GST or Goods and Services Tax, that came into being on 1st July 2017 is an indirect tax. As the very name suggests GST is not directly paid by the taxpayer to the Government of India. Goods and Services Tax or GST came into being to save underprivileged people from pay heavy taxes to the Government.
Recently, International Monetary Fund or IMF has advised India to simplify the GST Structure, in a way that will not hurt the underprivileged mass of the country. As the Principle of Progressivity goes, those who belong to higher strata of the society are supposed to pay more taxes as compared to those who belong to the lower strata. This structure helps in maintaining the balance, as those who earn more pay more taxes and the people who earn less pay less taxes.
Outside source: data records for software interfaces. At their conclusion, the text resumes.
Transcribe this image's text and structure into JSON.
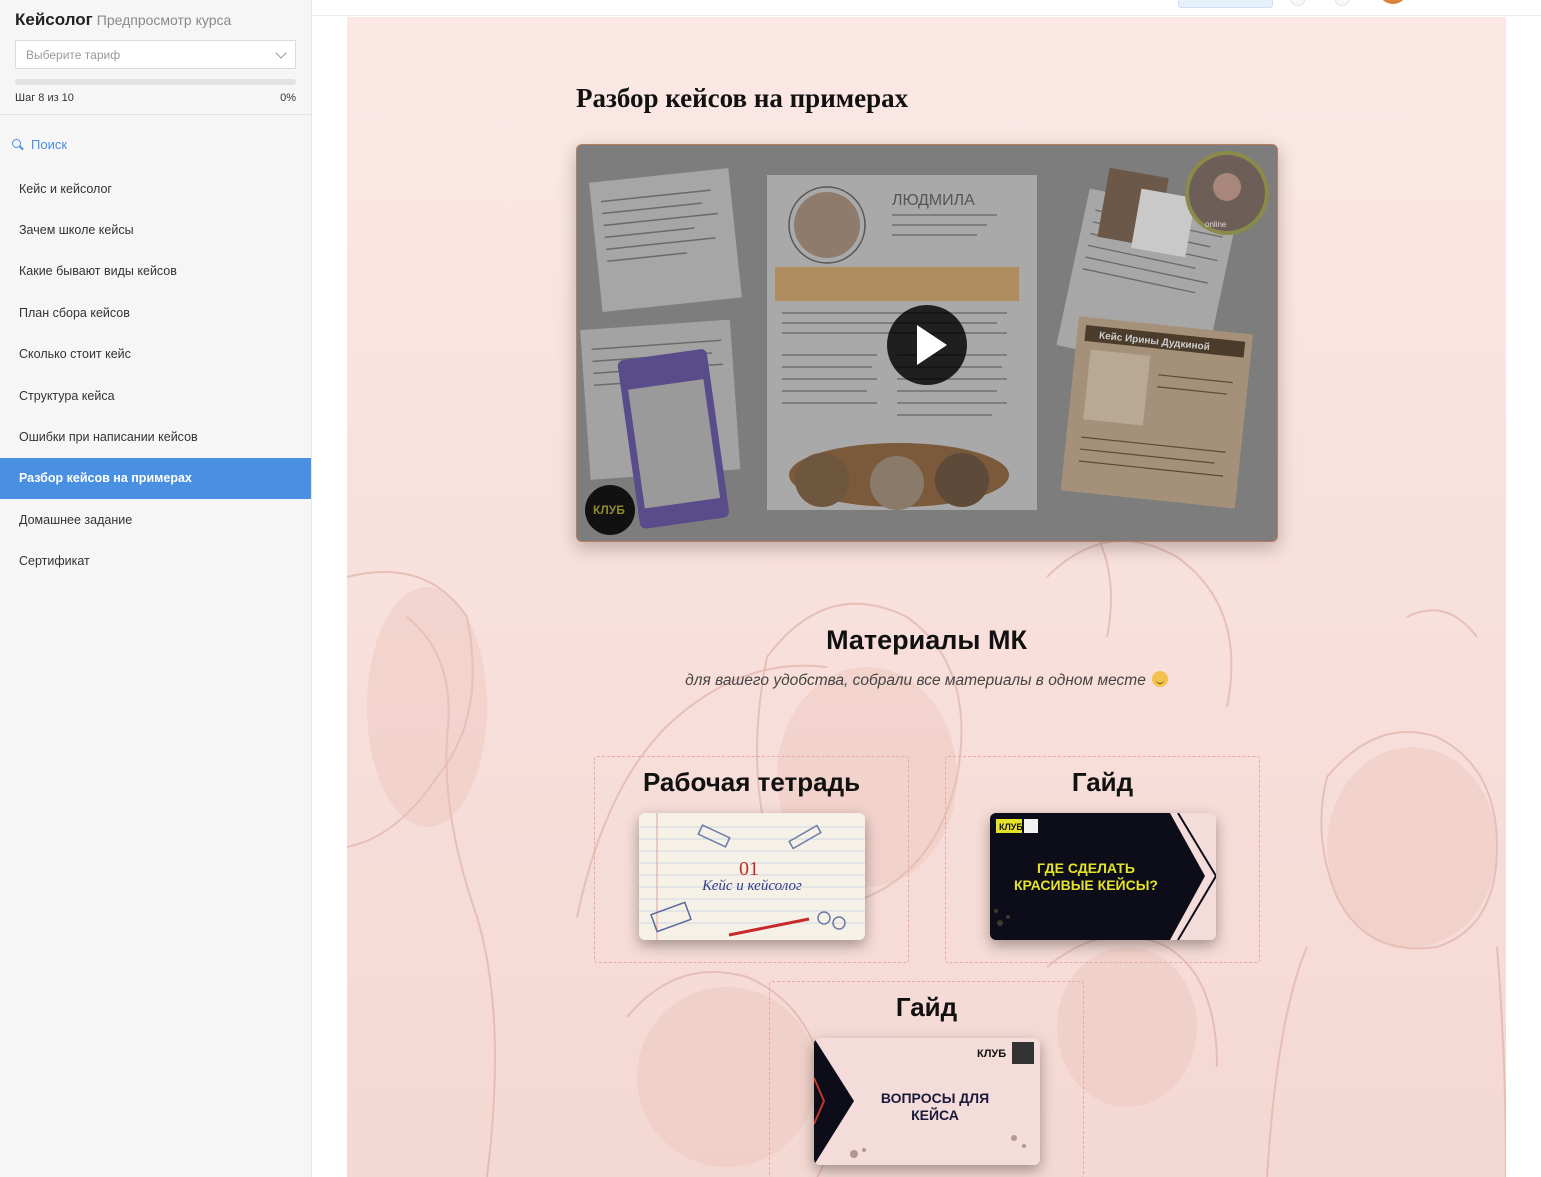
{
  "sidebar": {
    "course_title": "Кейсолог",
    "course_subtitle": "Предпросмотр курса",
    "tariff_placeholder": "Выберите тариф",
    "step_text": "Шаг 8 из 10",
    "progress_percent_text": "0%",
    "progress_value": 0,
    "search_label": "Поиск",
    "items": [
      {
        "label": "Кейс и кейсолог",
        "active": false
      },
      {
        "label": "Зачем школе кейсы",
        "active": false
      },
      {
        "label": "Какие бывают виды кейсов",
        "active": false
      },
      {
        "label": "План сбора кейсов",
        "active": false
      },
      {
        "label": "Сколько стоит кейс",
        "active": false
      },
      {
        "label": "Структура кейса",
        "active": false
      },
      {
        "label": "Ошибки при написании кейсов",
        "active": false
      },
      {
        "label": "Разбор кейсов на примерах",
        "active": true
      },
      {
        "label": "Домашнее задание",
        "active": false
      },
      {
        "label": "Сертификат",
        "active": false
      }
    ]
  },
  "lesson": {
    "title": "Разбор кейсов на примерах",
    "video": {
      "slide_name": "ЛЮДМИЛА",
      "slide_card_title": "Кейс Ирины Дудкиной",
      "slide_logo": "КЛУБ",
      "slide_online": "online"
    }
  },
  "materials": {
    "title": "Материалы МК",
    "subtitle": "для вашего удобства, собрали все материалы в одном месте",
    "cards": [
      {
        "title": "Рабочая тетрадь",
        "thumb_number": "01",
        "thumb_text": "Кейс и кейсолог"
      },
      {
        "title": "Гайд",
        "thumb_logo": "КЛУБ",
        "thumb_line1": "ГДЕ СДЕЛАТЬ",
        "thumb_line2": "КРАСИВЫЕ КЕЙСЫ?"
      },
      {
        "title": "Гайд",
        "thumb_logo": "КЛУБ",
        "thumb_line1": "ВОПРОСЫ ДЛЯ",
        "thumb_line2": "КЕЙСА"
      }
    ]
  },
  "colors": {
    "accent": "#4a90e2",
    "content_bg": "#fbe8e5",
    "card_border": "#e8a9a5"
  }
}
Though, when GST came into being, it came as a ray of hope for the citizens of this country, but this new tax could not make much of a difference and has constantly being criticised by the people across the length and breadth of the country.
When you look at the present GST structure, you will notice that Milk and Luxury cars are taxed at the same rate, apart from this you will also notice that Luxury Watches and Bathroom Slippers are taxed at the same rate, things to meet the basic needs like, sanitary napkins are taxed at a sky-high rate.
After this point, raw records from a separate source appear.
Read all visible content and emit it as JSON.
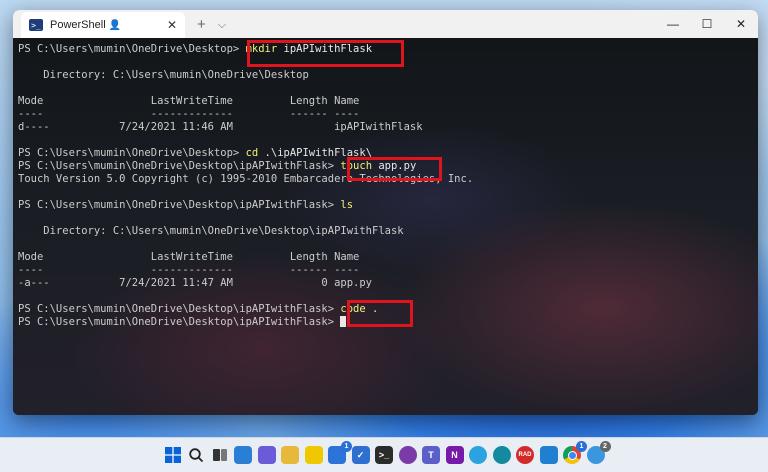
{
  "window": {
    "tab_title": "PowerShell",
    "tab_icon_glyph": ">_",
    "controls": [
      "minimize-icon",
      "maximize-icon",
      "close-icon"
    ]
  },
  "terminal": {
    "lines": [
      {
        "prompt": "PS C:\\Users\\mumin\\OneDrive\\Desktop> ",
        "cmd": "mkdir",
        "args": " ipAPIwithFlask"
      },
      {
        "text": ""
      },
      {
        "text": "    Directory: C:\\Users\\mumin\\OneDrive\\Desktop"
      },
      {
        "text": ""
      },
      {
        "text": "Mode                 LastWriteTime         Length Name"
      },
      {
        "text": "----                 -------------         ------ ----"
      },
      {
        "text": "d----           7/24/2021 11:46 AM                ipAPIwithFlask"
      },
      {
        "text": ""
      },
      {
        "prompt": "PS C:\\Users\\mumin\\OneDrive\\Desktop> ",
        "cmd": "cd",
        "args": " .\\ipAPIwithFlask\\"
      },
      {
        "prompt": "PS C:\\Users\\mumin\\OneDrive\\Desktop\\ipAPIwithFlask> ",
        "cmd": "touch",
        "args": " app.py"
      },
      {
        "text": "Touch Version 5.0 Copyright (c) 1995-2010 Embarcadero Technologies, Inc."
      },
      {
        "text": ""
      },
      {
        "prompt": "PS C:\\Users\\mumin\\OneDrive\\Desktop\\ipAPIwithFlask> ",
        "cmd": "ls",
        "args": ""
      },
      {
        "text": ""
      },
      {
        "text": "    Directory: C:\\Users\\mumin\\OneDrive\\Desktop\\ipAPIwithFlask"
      },
      {
        "text": ""
      },
      {
        "text": "Mode                 LastWriteTime         Length Name"
      },
      {
        "text": "----                 -------------         ------ ----"
      },
      {
        "text": "-a---           7/24/2021 11:47 AM              0 app.py"
      },
      {
        "text": ""
      },
      {
        "prompt": "PS C:\\Users\\mumin\\OneDrive\\Desktop\\ipAPIwithFlask> ",
        "cmd": "code",
        "args": " ."
      },
      {
        "prompt": "PS C:\\Users\\mumin\\OneDrive\\Desktop\\ipAPIwithFlask> ",
        "cursor": true
      }
    ]
  },
  "colors": {
    "highlight": "#e0141c",
    "command": "#f2f07a",
    "output": "#cccccc"
  },
  "taskbar": {
    "icons": [
      {
        "name": "start-icon",
        "glyph": "",
        "color": "#0a64d8"
      },
      {
        "name": "search-icon",
        "glyph": "⌕",
        "color": "#333333"
      },
      {
        "name": "task-view-icon",
        "glyph": "",
        "color": "#444444"
      },
      {
        "name": "widgets-icon",
        "glyph": "",
        "color": "#2a7fd4"
      },
      {
        "name": "chat-icon",
        "glyph": "",
        "color": "#6b5bd8"
      },
      {
        "name": "file-explorer-icon",
        "glyph": "",
        "color": "#e8b83a"
      },
      {
        "name": "sticky-notes-icon",
        "glyph": "",
        "color": "#f0c800"
      },
      {
        "name": "store-icon",
        "glyph": "",
        "color": "#2b73d6",
        "badge": "1"
      },
      {
        "name": "todo-icon",
        "glyph": "✓",
        "color": "#2f6fd0"
      },
      {
        "name": "terminal-icon",
        "glyph": ">_",
        "color": "#2b2b2b"
      },
      {
        "name": "tor-browser-icon",
        "glyph": "",
        "color": "#7a3aa8"
      },
      {
        "name": "teams-icon",
        "glyph": "T",
        "color": "#5b5fc7"
      },
      {
        "name": "onenote-icon",
        "glyph": "N",
        "color": "#7719aa"
      },
      {
        "name": "telegram-icon",
        "glyph": "",
        "color": "#2aa3e0"
      },
      {
        "name": "edge-icon",
        "glyph": "",
        "color": "#138a9f"
      },
      {
        "name": "rad-studio-icon",
        "glyph": "RAD",
        "color": "#d42a2a"
      },
      {
        "name": "vscode-icon",
        "glyph": "",
        "color": "#1f7fd1"
      },
      {
        "name": "chrome-icon",
        "glyph": "",
        "color": "#e6a81f",
        "badge": "1"
      },
      {
        "name": "telegram-2-icon",
        "glyph": "",
        "color": "#3a96dd",
        "badge": "2"
      }
    ]
  }
}
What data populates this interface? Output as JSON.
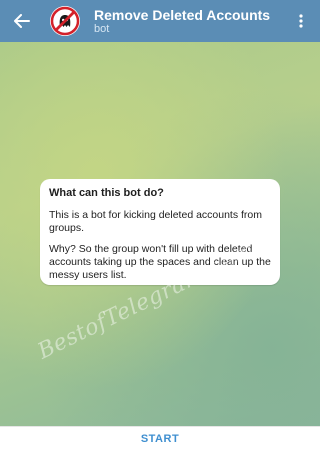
{
  "header": {
    "title": "Remove Deleted Accounts",
    "subtitle": "bot",
    "back_icon": "arrow-left-icon",
    "more_icon": "vertical-dots-icon",
    "avatar_icon": "crossed-out-ghost-avatar",
    "bg_color": "#5b8db5"
  },
  "bubble": {
    "title": "What can this bot do?",
    "paragraph1": "This is a bot for kicking deleted accounts from groups.",
    "paragraph2": "Why? So the group won't fill up with deleted accounts taking up the spaces and clean up the messy users list."
  },
  "watermark": {
    "text": "BestofTelegram.com"
  },
  "footer": {
    "start_label": "START",
    "accent_color": "#3f8fd0"
  }
}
The logic behind this rate structure is that, having a single GST rate or even dual rates will push up prices for the lower income groups, and will lower prices for higher income groups. But IMF is quite sceptical about this logic and wants the Government to look into the rate structure of GST and bring in the necessary changes, that will not burn holes in the pocket of the underprivileged section of the Society.